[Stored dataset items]
========================================

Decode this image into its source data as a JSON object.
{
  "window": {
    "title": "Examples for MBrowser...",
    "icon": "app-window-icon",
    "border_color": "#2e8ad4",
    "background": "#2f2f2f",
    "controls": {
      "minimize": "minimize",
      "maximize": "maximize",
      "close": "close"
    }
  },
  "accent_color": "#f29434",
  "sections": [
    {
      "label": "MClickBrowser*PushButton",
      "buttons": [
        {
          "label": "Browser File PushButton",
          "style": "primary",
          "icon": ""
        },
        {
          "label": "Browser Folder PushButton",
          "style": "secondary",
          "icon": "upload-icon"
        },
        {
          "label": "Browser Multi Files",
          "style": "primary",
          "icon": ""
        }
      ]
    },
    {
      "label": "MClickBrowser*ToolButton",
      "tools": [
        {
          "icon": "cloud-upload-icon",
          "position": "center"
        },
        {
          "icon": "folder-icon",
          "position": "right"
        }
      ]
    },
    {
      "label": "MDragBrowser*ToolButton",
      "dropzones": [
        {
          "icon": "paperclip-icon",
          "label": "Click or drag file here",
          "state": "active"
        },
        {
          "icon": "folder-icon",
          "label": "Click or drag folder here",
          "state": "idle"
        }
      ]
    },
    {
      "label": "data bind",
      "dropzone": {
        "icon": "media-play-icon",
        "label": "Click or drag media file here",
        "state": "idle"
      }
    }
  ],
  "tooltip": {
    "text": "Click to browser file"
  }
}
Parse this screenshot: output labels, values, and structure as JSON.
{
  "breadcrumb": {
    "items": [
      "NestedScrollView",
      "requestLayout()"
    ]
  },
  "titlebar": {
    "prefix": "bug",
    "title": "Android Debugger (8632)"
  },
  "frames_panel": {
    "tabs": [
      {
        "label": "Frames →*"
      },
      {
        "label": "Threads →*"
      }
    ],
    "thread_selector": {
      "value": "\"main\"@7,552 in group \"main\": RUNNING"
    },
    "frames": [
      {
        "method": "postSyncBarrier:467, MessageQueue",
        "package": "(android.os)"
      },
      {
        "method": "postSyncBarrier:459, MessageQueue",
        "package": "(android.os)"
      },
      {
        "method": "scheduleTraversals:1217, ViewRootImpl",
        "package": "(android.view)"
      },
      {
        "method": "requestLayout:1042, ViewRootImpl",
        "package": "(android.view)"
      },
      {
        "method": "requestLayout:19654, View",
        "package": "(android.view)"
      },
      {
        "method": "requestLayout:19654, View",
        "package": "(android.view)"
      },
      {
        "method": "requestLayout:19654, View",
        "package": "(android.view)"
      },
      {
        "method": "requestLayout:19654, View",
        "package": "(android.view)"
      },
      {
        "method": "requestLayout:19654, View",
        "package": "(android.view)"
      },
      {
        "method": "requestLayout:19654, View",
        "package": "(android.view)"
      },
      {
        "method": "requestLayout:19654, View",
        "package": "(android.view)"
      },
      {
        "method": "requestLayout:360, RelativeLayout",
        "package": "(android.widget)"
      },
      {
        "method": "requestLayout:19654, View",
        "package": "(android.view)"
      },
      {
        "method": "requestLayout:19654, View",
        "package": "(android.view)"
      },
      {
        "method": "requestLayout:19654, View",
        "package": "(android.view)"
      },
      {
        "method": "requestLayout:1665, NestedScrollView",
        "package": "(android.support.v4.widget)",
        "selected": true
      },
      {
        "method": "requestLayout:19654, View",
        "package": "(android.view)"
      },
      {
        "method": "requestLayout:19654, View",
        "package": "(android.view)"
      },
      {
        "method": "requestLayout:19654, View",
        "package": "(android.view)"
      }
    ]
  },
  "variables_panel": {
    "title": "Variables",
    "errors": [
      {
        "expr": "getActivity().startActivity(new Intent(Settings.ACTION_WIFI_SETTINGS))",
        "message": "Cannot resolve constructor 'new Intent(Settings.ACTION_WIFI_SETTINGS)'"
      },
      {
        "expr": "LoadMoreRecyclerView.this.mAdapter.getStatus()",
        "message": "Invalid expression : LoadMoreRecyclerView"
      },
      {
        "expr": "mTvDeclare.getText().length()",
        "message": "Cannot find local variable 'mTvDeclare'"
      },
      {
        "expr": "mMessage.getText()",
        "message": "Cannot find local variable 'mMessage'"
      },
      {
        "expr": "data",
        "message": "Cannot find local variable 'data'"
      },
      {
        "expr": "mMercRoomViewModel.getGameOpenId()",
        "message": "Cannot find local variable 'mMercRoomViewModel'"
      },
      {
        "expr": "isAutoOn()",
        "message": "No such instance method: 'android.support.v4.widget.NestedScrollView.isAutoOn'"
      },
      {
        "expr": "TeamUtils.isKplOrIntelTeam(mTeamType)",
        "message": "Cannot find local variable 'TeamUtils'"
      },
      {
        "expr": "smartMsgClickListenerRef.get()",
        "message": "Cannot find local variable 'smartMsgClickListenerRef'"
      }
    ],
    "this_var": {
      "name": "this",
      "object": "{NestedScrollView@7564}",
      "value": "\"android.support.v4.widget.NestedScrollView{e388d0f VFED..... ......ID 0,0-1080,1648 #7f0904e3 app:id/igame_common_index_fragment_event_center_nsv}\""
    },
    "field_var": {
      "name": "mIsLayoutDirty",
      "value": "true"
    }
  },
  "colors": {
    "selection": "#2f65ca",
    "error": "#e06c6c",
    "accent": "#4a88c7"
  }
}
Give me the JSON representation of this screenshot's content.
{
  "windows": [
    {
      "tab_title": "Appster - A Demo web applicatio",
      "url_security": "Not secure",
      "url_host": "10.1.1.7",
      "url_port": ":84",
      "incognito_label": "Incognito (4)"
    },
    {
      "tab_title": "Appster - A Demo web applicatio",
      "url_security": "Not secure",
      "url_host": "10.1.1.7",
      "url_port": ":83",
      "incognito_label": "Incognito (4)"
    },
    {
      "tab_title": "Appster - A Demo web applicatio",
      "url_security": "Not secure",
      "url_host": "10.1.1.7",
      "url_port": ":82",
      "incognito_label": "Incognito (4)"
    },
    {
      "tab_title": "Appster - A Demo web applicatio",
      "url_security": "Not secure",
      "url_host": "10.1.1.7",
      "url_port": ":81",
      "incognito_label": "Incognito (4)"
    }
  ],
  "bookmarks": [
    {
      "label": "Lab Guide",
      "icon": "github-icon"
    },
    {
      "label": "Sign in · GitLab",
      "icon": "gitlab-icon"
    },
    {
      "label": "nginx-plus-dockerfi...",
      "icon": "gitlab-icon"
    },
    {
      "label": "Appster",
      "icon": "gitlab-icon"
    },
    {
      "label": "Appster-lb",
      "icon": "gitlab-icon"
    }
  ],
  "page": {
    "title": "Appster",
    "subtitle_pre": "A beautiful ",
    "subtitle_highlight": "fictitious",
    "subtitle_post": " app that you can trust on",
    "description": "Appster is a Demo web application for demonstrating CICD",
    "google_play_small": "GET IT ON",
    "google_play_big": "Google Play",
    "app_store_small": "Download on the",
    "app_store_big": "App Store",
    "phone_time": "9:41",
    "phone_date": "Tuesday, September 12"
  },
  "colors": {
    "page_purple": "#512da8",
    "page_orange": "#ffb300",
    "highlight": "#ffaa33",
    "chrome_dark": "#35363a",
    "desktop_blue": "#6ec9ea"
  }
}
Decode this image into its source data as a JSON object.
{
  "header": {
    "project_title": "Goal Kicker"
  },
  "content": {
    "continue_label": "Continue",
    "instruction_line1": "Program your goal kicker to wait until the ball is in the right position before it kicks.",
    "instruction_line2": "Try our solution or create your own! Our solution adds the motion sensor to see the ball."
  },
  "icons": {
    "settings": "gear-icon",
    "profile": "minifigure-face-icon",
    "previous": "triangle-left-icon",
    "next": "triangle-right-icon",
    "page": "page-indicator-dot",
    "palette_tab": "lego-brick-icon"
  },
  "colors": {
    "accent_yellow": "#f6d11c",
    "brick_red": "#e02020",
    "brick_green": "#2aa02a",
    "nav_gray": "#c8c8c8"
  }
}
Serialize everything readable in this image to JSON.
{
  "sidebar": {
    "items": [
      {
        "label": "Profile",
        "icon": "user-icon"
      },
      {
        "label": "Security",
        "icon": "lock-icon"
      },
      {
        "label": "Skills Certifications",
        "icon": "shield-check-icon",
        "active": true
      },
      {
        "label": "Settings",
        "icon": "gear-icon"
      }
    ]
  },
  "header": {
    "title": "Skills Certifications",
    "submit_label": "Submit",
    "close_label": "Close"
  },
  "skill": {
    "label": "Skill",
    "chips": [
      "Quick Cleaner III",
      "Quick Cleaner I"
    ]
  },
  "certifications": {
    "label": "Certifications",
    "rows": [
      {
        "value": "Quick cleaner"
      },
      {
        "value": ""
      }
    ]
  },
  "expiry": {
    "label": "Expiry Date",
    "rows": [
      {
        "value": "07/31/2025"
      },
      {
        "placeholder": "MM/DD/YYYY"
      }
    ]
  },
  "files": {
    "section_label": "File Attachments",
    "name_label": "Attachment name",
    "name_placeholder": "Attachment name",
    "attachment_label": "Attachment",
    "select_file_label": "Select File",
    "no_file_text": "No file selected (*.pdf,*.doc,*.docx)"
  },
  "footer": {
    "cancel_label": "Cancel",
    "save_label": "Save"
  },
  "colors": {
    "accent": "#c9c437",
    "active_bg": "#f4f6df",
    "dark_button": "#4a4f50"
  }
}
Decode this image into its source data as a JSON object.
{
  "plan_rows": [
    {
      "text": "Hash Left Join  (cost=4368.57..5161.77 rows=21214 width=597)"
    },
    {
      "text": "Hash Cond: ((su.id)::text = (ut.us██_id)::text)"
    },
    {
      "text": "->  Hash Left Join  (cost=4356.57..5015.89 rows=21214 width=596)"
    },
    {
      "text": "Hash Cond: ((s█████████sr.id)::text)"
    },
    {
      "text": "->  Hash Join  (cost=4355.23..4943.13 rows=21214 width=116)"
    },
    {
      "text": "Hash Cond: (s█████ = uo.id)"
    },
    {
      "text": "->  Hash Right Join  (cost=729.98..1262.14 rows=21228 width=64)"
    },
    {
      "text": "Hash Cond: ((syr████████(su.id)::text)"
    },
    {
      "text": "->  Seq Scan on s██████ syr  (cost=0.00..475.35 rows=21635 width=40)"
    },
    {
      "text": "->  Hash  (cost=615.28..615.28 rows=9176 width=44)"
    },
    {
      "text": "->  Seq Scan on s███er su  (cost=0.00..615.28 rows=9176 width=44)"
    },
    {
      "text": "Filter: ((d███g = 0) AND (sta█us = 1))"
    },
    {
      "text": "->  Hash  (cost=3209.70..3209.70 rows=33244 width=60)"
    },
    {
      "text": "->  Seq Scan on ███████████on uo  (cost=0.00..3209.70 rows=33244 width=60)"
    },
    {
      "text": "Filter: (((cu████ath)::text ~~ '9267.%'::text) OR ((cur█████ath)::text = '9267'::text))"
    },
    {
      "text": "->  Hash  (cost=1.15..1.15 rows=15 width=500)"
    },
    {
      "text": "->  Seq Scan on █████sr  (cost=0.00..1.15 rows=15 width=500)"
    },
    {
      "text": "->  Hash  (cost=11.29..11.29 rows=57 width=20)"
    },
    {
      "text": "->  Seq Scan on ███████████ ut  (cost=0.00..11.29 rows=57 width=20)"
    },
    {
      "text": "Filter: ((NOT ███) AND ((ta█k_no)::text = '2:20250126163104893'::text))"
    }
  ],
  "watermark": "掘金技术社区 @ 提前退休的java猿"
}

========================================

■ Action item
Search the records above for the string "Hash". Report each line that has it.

■ Answer to this exercise
      "text": "Hash Left Join  (cost=4368.57..5161.77 rows=21214 width=597)"
      "text": "Hash Cond: ((su.id)::text = (ut.us██_id)::text)"
      "text": "->  Hash Left Join  (cost=4356.57..5015.89 rows=21214 width=596)"
      "text": "Hash Cond: ((s█████████sr.id)::text)"
      "text": "->  Hash Join  (cost=4355.23..4943.13 rows=21214 width=116)"
      "text": "Hash Cond: (s█████ = uo.id)"
      "text": "->  Hash Right Join  (cost=729.98..1262.14 rows=21228 width=64)"
      "text": "Hash Cond: ((syr████████(su.id)::text)"
      "text": "->  Hash  (cost=615.28..615.28 rows=9176 width=44)"
      "text": "->  Hash  (cost=3209.70..3209.70 rows=33244 width=60)"
      "text": "->  Hash  (cost=1.15..1.15 rows=15 width=500)"
      "text": "->  Hash  (cost=11.29..11.29 rows=57 width=20)"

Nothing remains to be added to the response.